“Oh shut up, you clod,” Jora scolded Balta. “Come on, Anax, you can do better than that, I’ve seen you.”
“Mom, I can’t,” Anaxis protested.
“Give it another try, Anaxis,” his mother insisted. “Come on.”
Anaxis stomped over to his fallen spear, took it back to the throwing line, aimed, and hurled it again. He came nearer the decoy now, but not nearly enough. His spear hit the ground and bounced up and over it, where it hit another villager in the leg.
“You’re not supposed to hit me, kid,” the man shouted. He picked up the spear and tossed it back to Anaxis, who tried to grab it and missed.
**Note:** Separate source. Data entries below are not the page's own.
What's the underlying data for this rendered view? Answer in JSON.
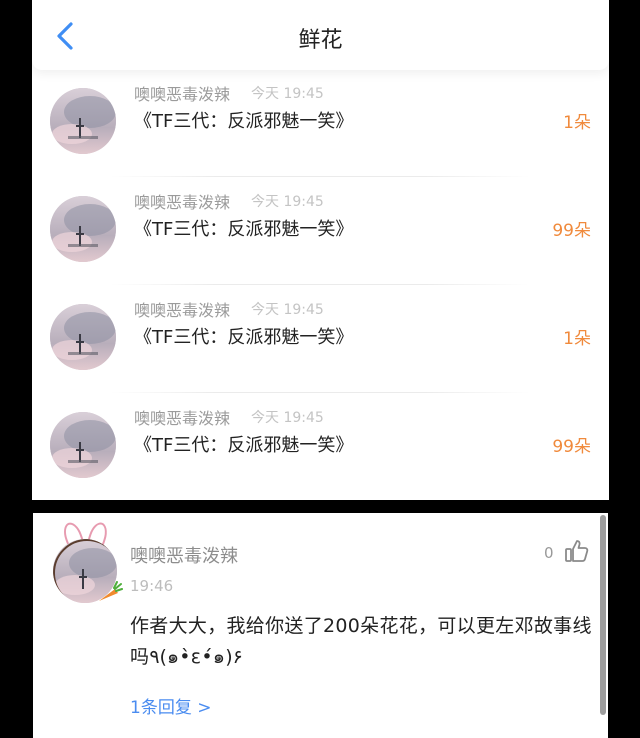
{
  "header": {
    "title": "鲜花",
    "back_icon": "chevron-left-icon",
    "accent_color": "#3f8ef4"
  },
  "gifts": [
    {
      "user": "噢噢恶毒泼辣",
      "time": "今天 19:45",
      "book": "《TF三代：反派邪魅一笑》",
      "count": "1朵"
    },
    {
      "user": "噢噢恶毒泼辣",
      "time": "今天 19:45",
      "book": "《TF三代：反派邪魅一笑》",
      "count": "99朵"
    },
    {
      "user": "噢噢恶毒泼辣",
      "time": "今天 19:45",
      "book": "《TF三代：反派邪魅一笑》",
      "count": "1朵"
    },
    {
      "user": "噢噢恶毒泼辣",
      "time": "今天 19:45",
      "book": "《TF三代：反派邪魅一笑》",
      "count": "99朵"
    }
  ],
  "comment": {
    "user": "噢噢恶毒泼辣",
    "time": "19:46",
    "likes": "0",
    "like_icon": "thumbs-up-icon",
    "body": "作者大大，我给你送了200朵花花，可以更左邓故事线吗٩(๑•̀ε•́๑)۶",
    "replies": "1条回复 >"
  }
}
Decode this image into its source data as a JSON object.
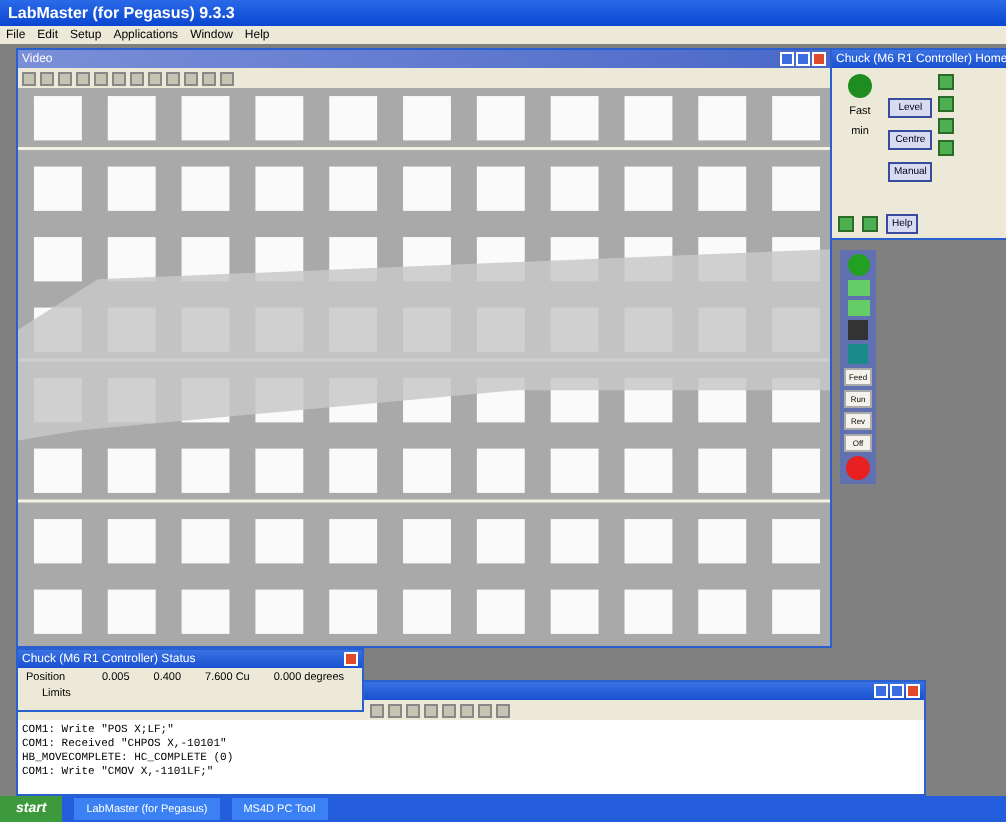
{
  "app": {
    "title": "LabMaster (for Pegasus) 9.3.3"
  },
  "menu": [
    "File",
    "Edit",
    "Setup",
    "Applications",
    "Window",
    "Help"
  ],
  "video": {
    "title": "Video"
  },
  "controller": {
    "title": "Chuck (M6 R1 Controller) Home",
    "speed": "Fast",
    "unit": "min",
    "buttons": [
      "Level",
      "Centre",
      "Manual"
    ],
    "help": "Help"
  },
  "side_panel": {
    "text_buttons": [
      "Feed",
      "Run",
      "Rev",
      "Off"
    ]
  },
  "status": {
    "title": "Chuck (M6 R1 Controller) Status",
    "row_label": "Position",
    "values": [
      "0.005",
      "0.400",
      "7.600 Cu",
      "0.000 degrees"
    ],
    "limits": "Limits"
  },
  "log": {
    "lines": [
      "COM1: Write \"POS X;LF;\"",
      "COM1: Received \"CHPOS X,-10101\"",
      "HB_MOVECOMPLETE: HC_COMPLETE (0)",
      "COM1: Write \"CMOV X,-1101LF;\""
    ]
  },
  "taskbar": {
    "start": "start",
    "tasks": [
      "LabMaster (for Pegasus)",
      "MS4D PC Tool"
    ]
  }
}
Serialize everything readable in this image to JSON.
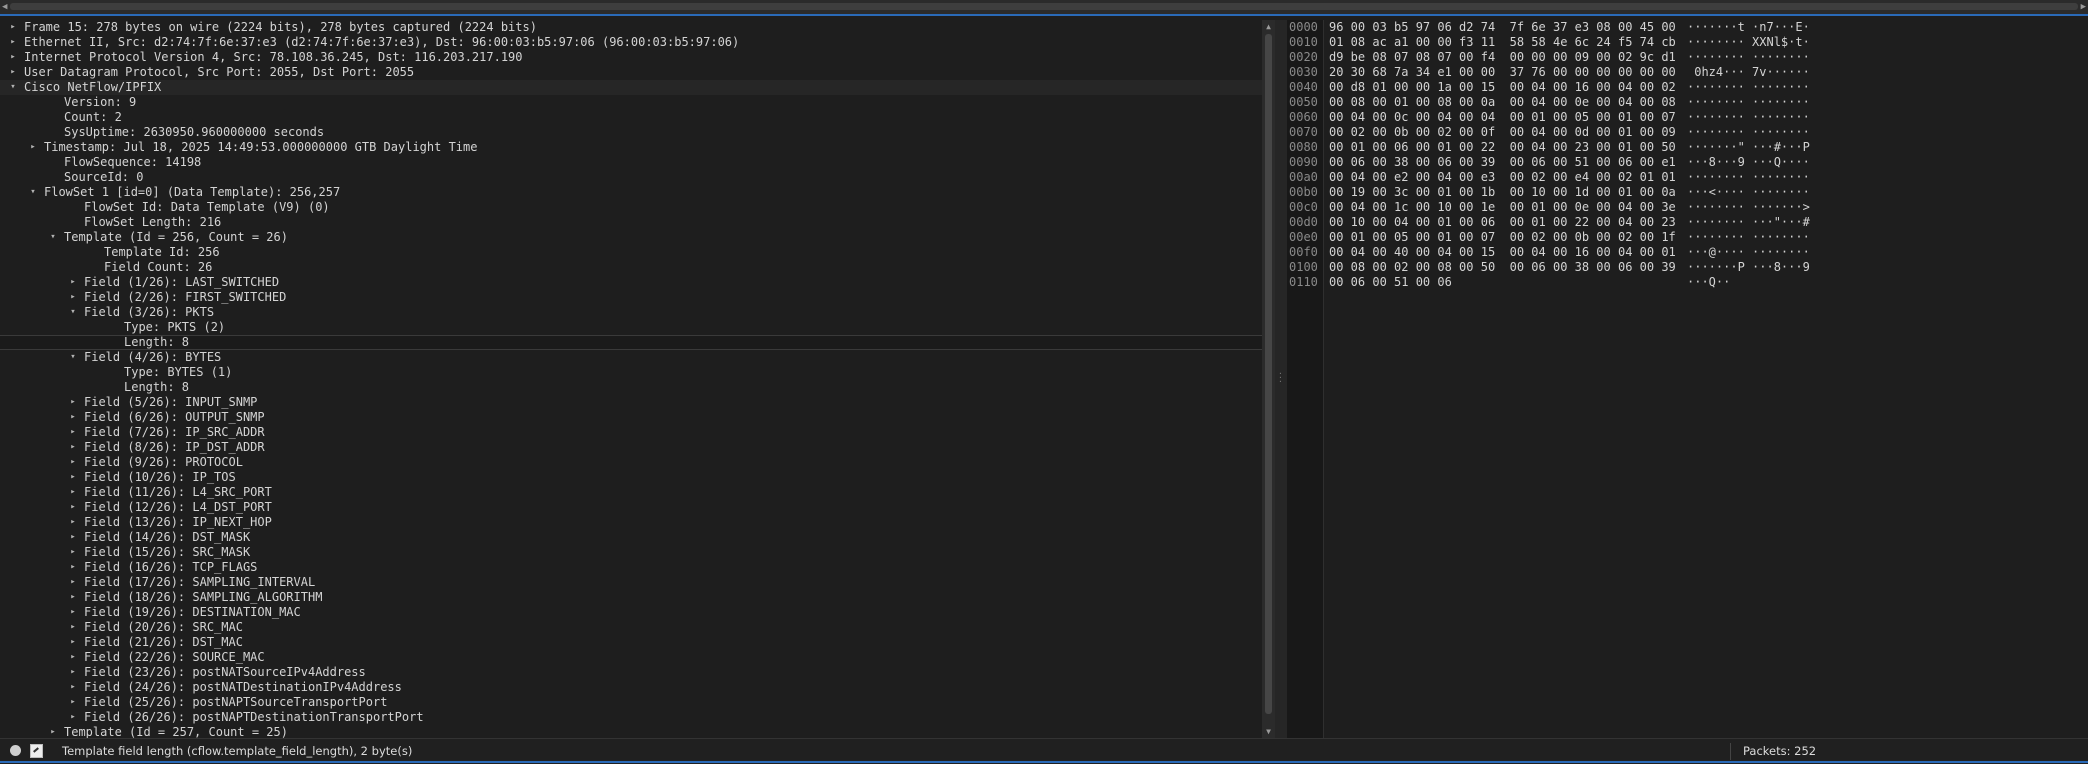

Balta was crying he was laughing so hard. “Oh, please, please do it again! I haven’t laughed this hard in weeks!”
“Why don’t you have a look in a reflecting plate, you’ll laugh your head off,” Caraxis said, crossing to his brother. He picked up the fallen spear and aimed. “Watch, Anaxis. Follow through with your hand, watch how I do it.”
The spear flew evenly over the sand and stuck firmly into the side of the decoy.
“I’ve watched, Caraxis. I try. I really do,” Anaxis said. “I completely understand how it’s supposed to work, it’s just, my arms won’t do what I tell them to do. I’m just not made for this sort of thing.”
“You don’t practice as much as you should,” Caraxis said.
“It’s hard when everyone laughs at you all the time,” Anaxis said.
“I know,” said Caraxis. “We’ll give it some practice at home, how’s that?”
“Mom insists I come down here.”
“Only because she cares about you.”
“If she cared about me, she wouldn’t humiliate me like this.”
“Sorry, Anax. Come on, let’s give it another try.”
“I promise you, it’ll do nothing.”
“No, practicing works. Trust me. It’s proven. Practicing at something makes you better. But you have to want to get better. Don’t count yourself out, okay?”
“I guess I really just don’t care if I’m good at hunting,” Anaxis said. “If you want the truth.”
“Well, you gotta eat,” Caraxis said. “So, come on. Let’s give it another try.”